> [Required work] Report every line of the records below that includes the string "true".
BEGIN
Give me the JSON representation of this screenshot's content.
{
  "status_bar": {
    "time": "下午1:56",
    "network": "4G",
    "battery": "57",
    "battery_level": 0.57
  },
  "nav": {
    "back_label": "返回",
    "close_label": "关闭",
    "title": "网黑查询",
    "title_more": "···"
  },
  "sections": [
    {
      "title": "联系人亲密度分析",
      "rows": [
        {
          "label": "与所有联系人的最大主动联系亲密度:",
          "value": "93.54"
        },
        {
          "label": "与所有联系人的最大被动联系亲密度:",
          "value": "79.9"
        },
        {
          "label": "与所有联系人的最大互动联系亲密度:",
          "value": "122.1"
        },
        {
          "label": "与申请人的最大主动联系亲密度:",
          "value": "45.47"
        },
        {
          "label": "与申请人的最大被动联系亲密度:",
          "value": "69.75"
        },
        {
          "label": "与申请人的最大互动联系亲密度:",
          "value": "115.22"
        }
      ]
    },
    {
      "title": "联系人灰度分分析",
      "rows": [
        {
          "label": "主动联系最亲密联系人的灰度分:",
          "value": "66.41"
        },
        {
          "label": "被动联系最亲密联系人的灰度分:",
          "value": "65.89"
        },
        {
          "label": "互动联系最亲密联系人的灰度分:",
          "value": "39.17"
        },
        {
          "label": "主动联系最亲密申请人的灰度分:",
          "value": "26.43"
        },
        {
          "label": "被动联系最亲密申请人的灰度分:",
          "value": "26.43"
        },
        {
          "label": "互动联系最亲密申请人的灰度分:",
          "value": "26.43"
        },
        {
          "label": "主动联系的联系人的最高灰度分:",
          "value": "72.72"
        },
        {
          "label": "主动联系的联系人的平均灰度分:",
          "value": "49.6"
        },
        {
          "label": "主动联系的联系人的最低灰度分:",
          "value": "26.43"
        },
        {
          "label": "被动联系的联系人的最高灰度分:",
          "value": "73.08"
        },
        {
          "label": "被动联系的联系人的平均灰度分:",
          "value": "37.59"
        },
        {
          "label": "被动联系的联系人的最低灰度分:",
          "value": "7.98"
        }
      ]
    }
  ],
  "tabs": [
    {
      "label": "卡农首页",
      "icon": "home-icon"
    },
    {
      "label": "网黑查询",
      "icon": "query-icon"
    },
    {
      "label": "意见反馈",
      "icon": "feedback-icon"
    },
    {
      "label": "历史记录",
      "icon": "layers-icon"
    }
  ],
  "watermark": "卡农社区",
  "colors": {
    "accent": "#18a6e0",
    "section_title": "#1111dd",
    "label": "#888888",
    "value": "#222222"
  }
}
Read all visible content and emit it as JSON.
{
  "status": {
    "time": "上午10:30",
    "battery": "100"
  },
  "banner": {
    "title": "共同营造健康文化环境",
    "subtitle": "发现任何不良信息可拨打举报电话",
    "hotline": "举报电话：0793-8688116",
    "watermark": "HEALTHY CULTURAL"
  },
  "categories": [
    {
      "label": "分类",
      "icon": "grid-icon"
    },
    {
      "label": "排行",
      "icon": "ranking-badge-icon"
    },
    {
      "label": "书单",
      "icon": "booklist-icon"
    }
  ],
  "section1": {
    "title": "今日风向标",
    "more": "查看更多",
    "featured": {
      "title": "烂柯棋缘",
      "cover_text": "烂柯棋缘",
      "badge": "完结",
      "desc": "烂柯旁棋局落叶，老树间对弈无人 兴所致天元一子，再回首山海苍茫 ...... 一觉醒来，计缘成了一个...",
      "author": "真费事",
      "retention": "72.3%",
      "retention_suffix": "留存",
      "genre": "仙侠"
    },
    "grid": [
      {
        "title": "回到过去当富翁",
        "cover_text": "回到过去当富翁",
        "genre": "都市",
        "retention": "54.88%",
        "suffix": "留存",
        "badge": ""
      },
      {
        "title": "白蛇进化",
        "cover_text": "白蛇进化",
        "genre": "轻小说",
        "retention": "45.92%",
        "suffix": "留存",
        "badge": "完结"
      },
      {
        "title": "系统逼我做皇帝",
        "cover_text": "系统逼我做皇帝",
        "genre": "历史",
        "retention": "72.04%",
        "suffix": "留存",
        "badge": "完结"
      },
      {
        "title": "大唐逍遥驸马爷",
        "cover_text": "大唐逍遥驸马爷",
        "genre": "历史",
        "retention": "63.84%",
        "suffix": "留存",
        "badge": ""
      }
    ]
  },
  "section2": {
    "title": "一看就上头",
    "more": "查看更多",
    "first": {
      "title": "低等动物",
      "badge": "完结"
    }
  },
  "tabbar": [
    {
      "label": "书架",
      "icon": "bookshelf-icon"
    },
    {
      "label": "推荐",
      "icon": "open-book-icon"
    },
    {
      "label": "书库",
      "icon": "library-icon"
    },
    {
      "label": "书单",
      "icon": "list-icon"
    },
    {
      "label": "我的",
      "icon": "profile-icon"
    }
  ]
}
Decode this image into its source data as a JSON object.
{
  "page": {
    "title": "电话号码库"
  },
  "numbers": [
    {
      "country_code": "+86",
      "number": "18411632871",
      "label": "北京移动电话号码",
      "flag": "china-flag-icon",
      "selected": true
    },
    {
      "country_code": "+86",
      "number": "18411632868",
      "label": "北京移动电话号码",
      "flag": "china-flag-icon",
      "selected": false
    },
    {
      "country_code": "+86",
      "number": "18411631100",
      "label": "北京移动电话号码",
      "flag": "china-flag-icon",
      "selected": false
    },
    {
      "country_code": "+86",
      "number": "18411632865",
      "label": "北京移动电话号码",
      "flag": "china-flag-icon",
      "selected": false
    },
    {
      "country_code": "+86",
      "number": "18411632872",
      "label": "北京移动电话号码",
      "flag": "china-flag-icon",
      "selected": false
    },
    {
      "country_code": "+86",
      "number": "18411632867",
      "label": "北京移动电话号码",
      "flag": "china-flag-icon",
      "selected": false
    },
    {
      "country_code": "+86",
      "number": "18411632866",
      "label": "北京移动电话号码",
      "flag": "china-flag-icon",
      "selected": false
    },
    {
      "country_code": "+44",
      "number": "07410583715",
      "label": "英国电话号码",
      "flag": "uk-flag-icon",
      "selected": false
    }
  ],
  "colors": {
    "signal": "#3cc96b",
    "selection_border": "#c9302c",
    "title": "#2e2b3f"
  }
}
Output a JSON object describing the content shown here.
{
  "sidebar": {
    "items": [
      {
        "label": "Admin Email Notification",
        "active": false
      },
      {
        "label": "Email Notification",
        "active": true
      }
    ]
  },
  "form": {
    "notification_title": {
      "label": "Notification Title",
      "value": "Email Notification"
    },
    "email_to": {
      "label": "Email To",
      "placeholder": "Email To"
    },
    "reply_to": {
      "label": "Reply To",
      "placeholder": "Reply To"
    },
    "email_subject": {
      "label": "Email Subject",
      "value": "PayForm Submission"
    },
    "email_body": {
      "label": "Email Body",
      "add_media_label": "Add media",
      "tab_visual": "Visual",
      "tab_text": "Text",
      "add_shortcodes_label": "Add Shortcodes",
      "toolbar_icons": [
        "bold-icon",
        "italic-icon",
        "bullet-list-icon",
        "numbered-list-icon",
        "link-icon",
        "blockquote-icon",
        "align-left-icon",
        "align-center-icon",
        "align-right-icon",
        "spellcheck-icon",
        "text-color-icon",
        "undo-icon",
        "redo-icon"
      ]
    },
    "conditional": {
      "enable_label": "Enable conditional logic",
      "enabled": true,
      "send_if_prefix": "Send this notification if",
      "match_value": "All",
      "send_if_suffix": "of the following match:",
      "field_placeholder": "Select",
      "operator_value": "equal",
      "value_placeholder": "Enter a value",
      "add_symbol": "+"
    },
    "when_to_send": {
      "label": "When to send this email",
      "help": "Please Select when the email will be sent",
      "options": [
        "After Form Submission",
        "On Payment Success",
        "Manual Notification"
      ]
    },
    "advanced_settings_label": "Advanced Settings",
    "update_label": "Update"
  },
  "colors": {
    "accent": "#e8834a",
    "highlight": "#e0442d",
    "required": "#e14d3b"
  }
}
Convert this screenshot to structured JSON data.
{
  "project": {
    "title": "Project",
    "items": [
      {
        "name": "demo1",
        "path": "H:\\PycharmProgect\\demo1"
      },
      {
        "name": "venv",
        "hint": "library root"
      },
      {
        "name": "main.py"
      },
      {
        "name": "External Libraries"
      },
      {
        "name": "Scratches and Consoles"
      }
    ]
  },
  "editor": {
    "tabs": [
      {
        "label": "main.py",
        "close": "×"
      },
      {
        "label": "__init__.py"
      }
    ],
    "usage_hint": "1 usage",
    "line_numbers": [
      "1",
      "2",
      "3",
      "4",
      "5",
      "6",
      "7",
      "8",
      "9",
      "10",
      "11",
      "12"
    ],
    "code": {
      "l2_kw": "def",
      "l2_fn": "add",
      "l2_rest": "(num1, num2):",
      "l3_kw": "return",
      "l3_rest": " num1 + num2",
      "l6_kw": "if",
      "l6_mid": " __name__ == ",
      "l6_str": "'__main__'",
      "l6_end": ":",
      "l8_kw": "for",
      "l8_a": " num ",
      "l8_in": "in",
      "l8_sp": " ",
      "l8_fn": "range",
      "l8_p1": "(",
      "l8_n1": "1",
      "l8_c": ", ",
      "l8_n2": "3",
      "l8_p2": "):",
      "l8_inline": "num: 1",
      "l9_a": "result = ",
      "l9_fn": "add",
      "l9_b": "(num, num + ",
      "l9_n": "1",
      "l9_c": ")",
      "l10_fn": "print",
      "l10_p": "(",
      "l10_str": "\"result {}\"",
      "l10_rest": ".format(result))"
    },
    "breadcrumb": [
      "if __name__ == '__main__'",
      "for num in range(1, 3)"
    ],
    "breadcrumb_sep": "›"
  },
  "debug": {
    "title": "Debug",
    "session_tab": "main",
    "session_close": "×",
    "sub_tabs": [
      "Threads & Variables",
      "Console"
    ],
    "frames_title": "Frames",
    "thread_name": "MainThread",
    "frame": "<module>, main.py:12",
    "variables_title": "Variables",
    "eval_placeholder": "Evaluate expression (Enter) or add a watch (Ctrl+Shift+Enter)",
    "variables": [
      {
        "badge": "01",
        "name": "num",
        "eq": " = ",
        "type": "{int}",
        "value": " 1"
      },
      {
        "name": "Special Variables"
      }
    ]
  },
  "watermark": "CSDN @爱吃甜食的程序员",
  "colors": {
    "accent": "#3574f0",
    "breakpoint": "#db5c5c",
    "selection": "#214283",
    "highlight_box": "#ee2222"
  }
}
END
> [Result of the task]
      "selected": true
        "active": true
      "enabled": true,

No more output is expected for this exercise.